BEIJING, Sept 30 China's central bank is
planning to increase the number of firms allowed to import and
export gold and will also ease restrictions on individual buyers
of the precious metal, according to a draft policy document
issued on Monday.
The proposed policy change could boost imports by China,
which is expected to overtake India this year as the world's top
gold consumer, and where gold normally trades at a premium to
London spot prices.
"If it comes into effect, supply into China could increase
and (local) prices could ease depending on demand," said a Hong
Kong-based precious metals trader, who declined to be named.
The People's Bank of China said on its website
(www.pbc.gov.cn) that the new rules would allow bank members of
the Shanghai Gold Exchange, as well as gold producers with an
annual output of more than 10 tonnes, to apply for import and
Trade is currently restricted to just nine banks, while the
exchange has 25 bank/financial institution members.
The central bank did not say when the new rules would take
effect. In a statement accompanying the policy document, it said
the draft rules were designed to "standardize and promote the
development of the gold and gold product import and export
business and protect the legal rights of practitioners."
All transactions will need to be registered with the
exchange, and license holders have a responsibility to ensure
that domestic supply and demand remain balanced, the draft
The central bank would continue to maintain control on
overall gold export volumes "in accordance with the requirements
of state macroeconomic policy adjustments," it said.
"It is part of the new tide of financial deregulation," said
Jiang Shu, a gold analyst with Industrial Bank in Shanghai. "In
the long term, this is a natural process of relaxing gold import
A shortage of gold in China earlier this year when a steep
fall in international prices sparked a surge in demand could
have been a factor in easing the rules, he said.
In mid-April, spot gold posted its biggest two-day
drop in 30 years, prompting a rush for gold jewellery, bars and
coins in China and across the world.
Premiums paid for gold on the Shanghai Gold Exchange jumped
to more than $30 an ounce over London spot prices, traders said.
Demand has since steadied and premiums have eased to around
$7 an ounce.
Under the draft policy, individuals will also be allowed to
bring up to 200 grams (seven ounces) of gold into China from
overseas without having to report to customs or pay tax.
Chinese investors have traditionally looked to gold as a
safe investment, while gold jewellery is popular for festivities
such as weddings.
Members of the public have been invited to comment on the
new policy and any objections need to be submitted before Oct.

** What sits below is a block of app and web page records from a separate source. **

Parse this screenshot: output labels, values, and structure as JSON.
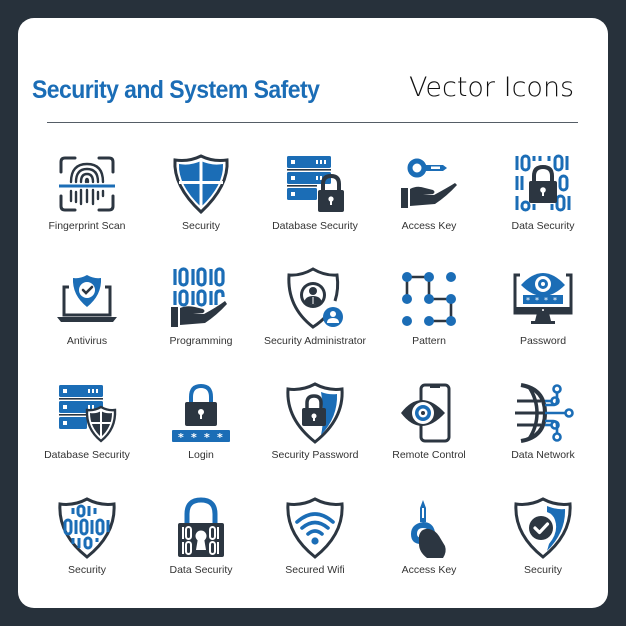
{
  "header": {
    "title": "Security and System Safety",
    "subtitle": "Vector Icons"
  },
  "colors": {
    "background": "#27313b",
    "card": "#ffffff",
    "accent_blue": "#1b6db6",
    "icon_dark": "#2c3641",
    "label_text": "#333333"
  },
  "icons": [
    {
      "label": "Fingerprint Scan",
      "icon": "fingerprint-scan-icon"
    },
    {
      "label": "Security",
      "icon": "shield-cross-icon"
    },
    {
      "label": "Database Security",
      "icon": "database-lock-icon"
    },
    {
      "label": "Access Key",
      "icon": "hand-key-icon"
    },
    {
      "label": "Data Security",
      "icon": "binary-lock-icon"
    },
    {
      "label": "Antivirus",
      "icon": "laptop-shield-icon"
    },
    {
      "label": "Programming",
      "icon": "hand-binary-icon"
    },
    {
      "label": "Security Administrator",
      "icon": "shield-admin-icon"
    },
    {
      "label": "Pattern",
      "icon": "pattern-lock-icon"
    },
    {
      "label": "Password",
      "icon": "monitor-eye-password-icon"
    },
    {
      "label": "Database Security",
      "icon": "database-shield-icon"
    },
    {
      "label": "Login",
      "icon": "lock-password-icon"
    },
    {
      "label": "Security Password",
      "icon": "shield-lock-icon"
    },
    {
      "label": "Remote Control",
      "icon": "phone-eye-icon"
    },
    {
      "label": "Data Network",
      "icon": "globe-circuit-icon"
    },
    {
      "label": "Security",
      "icon": "shield-binary-icon"
    },
    {
      "label": "Data Security",
      "icon": "binary-padlock-icon"
    },
    {
      "label": "Secured Wifi",
      "icon": "shield-wifi-icon"
    },
    {
      "label": "Access Key",
      "icon": "hand-turn-key-icon"
    },
    {
      "label": "Security",
      "icon": "shield-check-icon"
    }
  ]
}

29, the bank said.
China does not publish gold trade data, but according to
figures released by the World Gold Association, the country's
imports via Hong Kong reached a new record of 834.5 tonnes in
2012, up 94 percent on the year.
(Reporting by David Stanway in Beijing and A. Ananthalakshmi in
Singapore; Editing by Richard Pullin)